The OT quotation almost certainly comes from Hos 11:1, which refers to Israel’s exodus from Egypt. In what sense can Matthew mean that Jesus’ return to the land of Israel “fulfilled” this text? Four observations clarify the issue.
(1) Jesus is often presented in the NT as the antitype of Israel, or better, the typological recapitulation of Israel. For example, Jesus’ temptation after forty days of fasting recapitulated the forty years’ trial of Israel (see comments on 4:1-11). Pharaoh had to let Israel go because Israel was the Lord’s son (Ex 4:22-23). Thus it is only fitting that Jesus also come out of Egypt as God’s Son, for already by this time he has been presented as the messianic “son of David” and, by the virginal conception, the Son of God (see also 3:17).
(2) The verb “to fulfill” (GK G4444) has broader significance than mere one-to-one prediction (see comments on 5:17). Not only in Matthew but elsewhere in the NT, the history and laws of the OT are perceived to have prophetic significance. Hebrews, for example, argues that the laws regarding the tabernacle and the sacrificial system were from the beginning designed to point toward the only Sacrifice that could really remove sin and toward the only Priest who could serve once and for all as the effective Mediator between God and humankind. “Fulfillment” must be understood against the background of such interlocking themes and their typological connections.
(3) It follows, therefore, that the NT writers do not think they are reading back into the OT things that are not already there germinally. Regarding v. 15, Hos 11 pictures God’s love for Israel. Although God threatens judgment and disaster, yet because he is God and not a man (11:9), he looks to a time when in compassion he will roar like a lion and his children will return to him (11:10-11). In short Hosea himself looks forward to a saving visitation by the Lord. The “son” language is part of this messianic matrix; insofar as that matrix points to Jesus the Messiah and insofar as Israel’s history looks forward to one who sums it up, in that sense Hos 11:1 looks forward to Jesus the Messiah. The NT writers insist that the OT can be rightly interpreted only if the entire revelation is kept in perspective as it is historically unfolded (e.g., Gal 3:6-14).

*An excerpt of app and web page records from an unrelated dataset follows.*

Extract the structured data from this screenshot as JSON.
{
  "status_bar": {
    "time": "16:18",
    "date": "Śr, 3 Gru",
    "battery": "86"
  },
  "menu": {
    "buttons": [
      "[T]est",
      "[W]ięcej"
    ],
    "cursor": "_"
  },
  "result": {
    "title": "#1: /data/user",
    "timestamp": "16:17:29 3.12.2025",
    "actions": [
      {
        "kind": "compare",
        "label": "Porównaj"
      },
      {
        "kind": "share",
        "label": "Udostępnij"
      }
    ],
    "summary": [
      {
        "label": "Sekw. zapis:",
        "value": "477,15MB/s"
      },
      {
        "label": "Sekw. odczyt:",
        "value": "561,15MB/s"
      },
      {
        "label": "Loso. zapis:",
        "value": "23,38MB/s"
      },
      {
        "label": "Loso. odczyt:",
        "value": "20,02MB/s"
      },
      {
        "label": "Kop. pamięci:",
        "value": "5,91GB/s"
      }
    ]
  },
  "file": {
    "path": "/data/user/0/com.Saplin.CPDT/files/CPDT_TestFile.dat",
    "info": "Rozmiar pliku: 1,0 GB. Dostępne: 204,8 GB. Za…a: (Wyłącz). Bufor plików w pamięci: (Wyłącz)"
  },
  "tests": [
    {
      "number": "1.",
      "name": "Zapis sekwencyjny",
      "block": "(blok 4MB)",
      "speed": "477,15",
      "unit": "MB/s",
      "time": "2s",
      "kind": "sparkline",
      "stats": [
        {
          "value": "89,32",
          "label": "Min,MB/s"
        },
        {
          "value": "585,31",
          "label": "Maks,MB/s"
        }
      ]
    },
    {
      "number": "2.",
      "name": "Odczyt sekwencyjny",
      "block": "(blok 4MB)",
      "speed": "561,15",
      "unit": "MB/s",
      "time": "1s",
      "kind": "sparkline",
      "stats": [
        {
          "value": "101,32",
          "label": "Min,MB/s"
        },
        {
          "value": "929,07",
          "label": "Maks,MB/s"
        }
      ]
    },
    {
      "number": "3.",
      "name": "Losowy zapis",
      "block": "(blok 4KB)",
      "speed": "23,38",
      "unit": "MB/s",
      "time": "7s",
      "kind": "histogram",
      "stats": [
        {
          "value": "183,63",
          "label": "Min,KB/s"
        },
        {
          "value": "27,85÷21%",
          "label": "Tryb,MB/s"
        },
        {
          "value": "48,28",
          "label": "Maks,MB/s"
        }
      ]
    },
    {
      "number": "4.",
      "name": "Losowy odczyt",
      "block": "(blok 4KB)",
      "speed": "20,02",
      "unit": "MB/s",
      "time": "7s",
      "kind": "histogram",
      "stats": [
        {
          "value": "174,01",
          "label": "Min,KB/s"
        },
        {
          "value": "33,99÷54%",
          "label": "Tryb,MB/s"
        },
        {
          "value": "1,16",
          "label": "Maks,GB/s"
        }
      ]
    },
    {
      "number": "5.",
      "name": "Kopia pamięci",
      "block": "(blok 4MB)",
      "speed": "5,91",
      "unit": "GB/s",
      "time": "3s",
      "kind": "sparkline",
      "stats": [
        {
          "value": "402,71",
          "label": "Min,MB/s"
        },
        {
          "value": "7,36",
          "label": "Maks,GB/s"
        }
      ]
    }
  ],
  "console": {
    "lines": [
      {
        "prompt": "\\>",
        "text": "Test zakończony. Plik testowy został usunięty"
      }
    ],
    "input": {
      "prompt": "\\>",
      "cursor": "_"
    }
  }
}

(4) If this interpretation of Mt 2:15 is correct, it follows that for Matthew Jesus himself is the locus of true Israel. This does not necessarily mean that God has no further purpose for racial Israel; but it does mean that the position of God’s people in the Messianic Age is determined by reference to Jesus, not race.